He's watching you. You can't concentrate, you're afraid to be alone with him, and the comments won't stop. Sexual harassment can be relentless, consuming your work and your life. It happened to these women—and it could happen to you. Here's what every woman (and man) should know about sexual harassment.
I'm an office manager for a practice with 26 doctors and team members. Because the owner hires personal friends, I can't effectively discipline team members who don't meet expectations. One problem employee has known the owner for more than 20 years. She's not a team player and her poor performance frustrates others. What can I do?
You're the practice manager at a mid-sized clinic. When the stress index is high, one of the associates snaps at team members. Several team members have complained, and a few have threatened to quit. You're ready to discuss the problem with Dr. Sweet, the associate. Firstline Editorial Advisory Board member Pam Weakley offers this sample script:
Our mixed animal practice is co-owned by one part-time and one full-time veterinarian. The part-time doctor handles the administrative duties, but she regularly arrives late and leaves early. The result: Our practice doesn't function smoothly and we're constantly operating in crisis mode. What can our team do?
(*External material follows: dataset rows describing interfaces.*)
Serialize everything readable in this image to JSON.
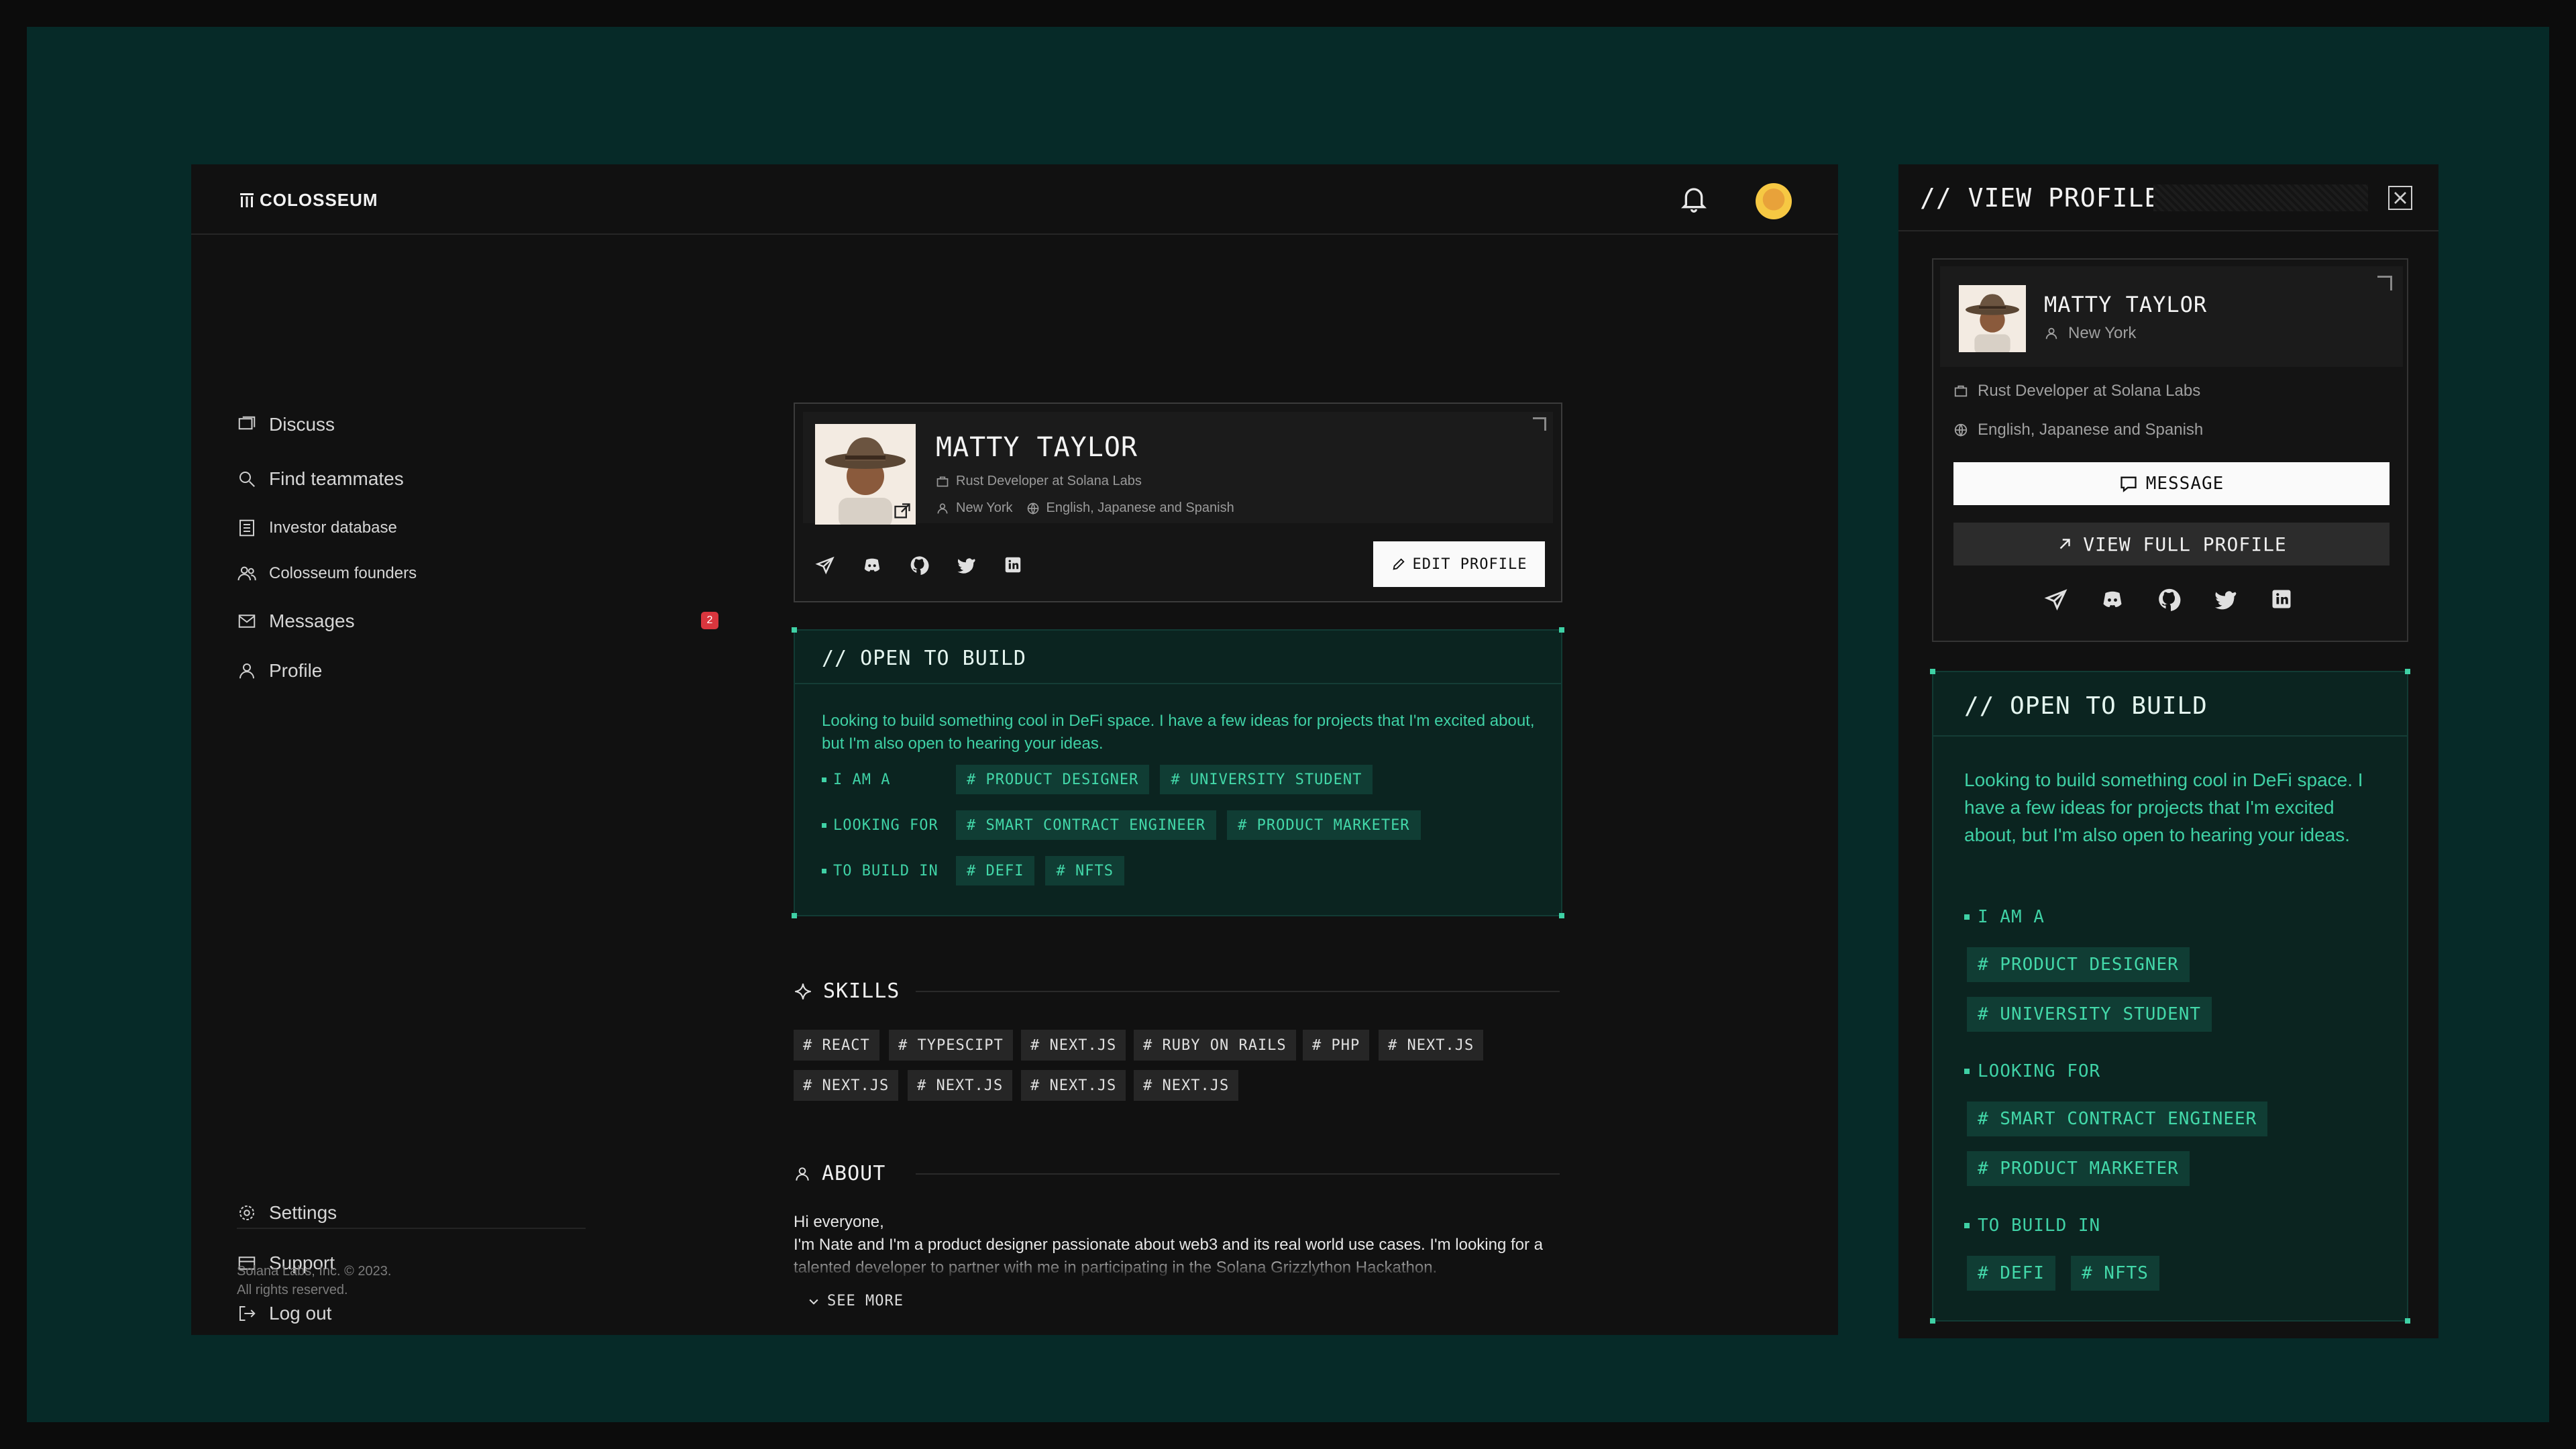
{
  "brand": {
    "name": "COLOSSEUM"
  },
  "nav": {
    "discuss": "Discuss",
    "find_teammates": "Find teammates",
    "investor_database": "Investor database",
    "colosseum_founders": "Colosseum founders",
    "messages": "Messages",
    "messages_badge": "2",
    "profile": "Profile",
    "settings": "Settings",
    "support": "Support",
    "logout": "Log out"
  },
  "footer": {
    "line1": "Solana Labs, Inc. © 2023.",
    "line2": "All rights reserved."
  },
  "profile": {
    "name": "MATTY TAYLOR",
    "role": "Rust Developer at Solana Labs",
    "location": "New York",
    "languages": "English, Japanese and Spanish",
    "edit_label": "EDIT PROFILE"
  },
  "open_to_build": {
    "title": "// OPEN TO BUILD",
    "description": "Looking to build something cool in DeFi space. I have a few ideas for projects that I'm excited about, but I'm also open to hearing your ideas.",
    "rows": [
      {
        "label": "I AM A",
        "tags": [
          "# PRODUCT DESIGNER",
          "# UNIVERSITY STUDENT"
        ]
      },
      {
        "label": "LOOKING FOR",
        "tags": [
          "# SMART CONTRACT ENGINEER",
          "# PRODUCT MARKETER"
        ]
      },
      {
        "label": "TO BUILD IN",
        "tags": [
          "# DEFI",
          "# NFTS"
        ]
      }
    ]
  },
  "skills": {
    "title": "SKILLS",
    "items": [
      "# REACT",
      "# TYPESCIPT",
      "# NEXT.JS",
      "# RUBY ON RAILS",
      "# PHP",
      "# NEXT.JS",
      "# NEXT.JS",
      "# NEXT.JS",
      "# NEXT.JS",
      "# NEXT.JS"
    ]
  },
  "about": {
    "title": "ABOUT",
    "greeting": "Hi everyone,",
    "text": "I'm Nate and I'm a product designer passionate about web3 and its real world use cases. I'm looking for a talented developer to partner with me in participating in the Solana Grizzlython Hackathon.",
    "see_more": "SEE MORE"
  },
  "panel": {
    "title": "// VIEW PROFILE",
    "message_label": "MESSAGE",
    "view_full_label": "VIEW FULL PROFILE"
  }
}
Every day at our practice is a scheduling nightmare, and our doctor just does not see the problem. Our practice is open from 7 a.m. to 7 p.m. We accept drop-offs from 7 to 8 a.m., but our doctor refuses to schedule a team member that early. He says he'll help clients, but when my manager and I arrive at 7:30 a.m., clients are waiting and upset. My doctor also complains if he has to pay us overtime, but if someone comes to the door or calls at 6:55 p.m., he lets them in. I understand he wants to generate revenue and help the pet, but whether it's an ear infection, an abscess, dental care, or a hot spot, he wants to treat the pet immediately. How can we run an efficient, regularly scheduled hospital?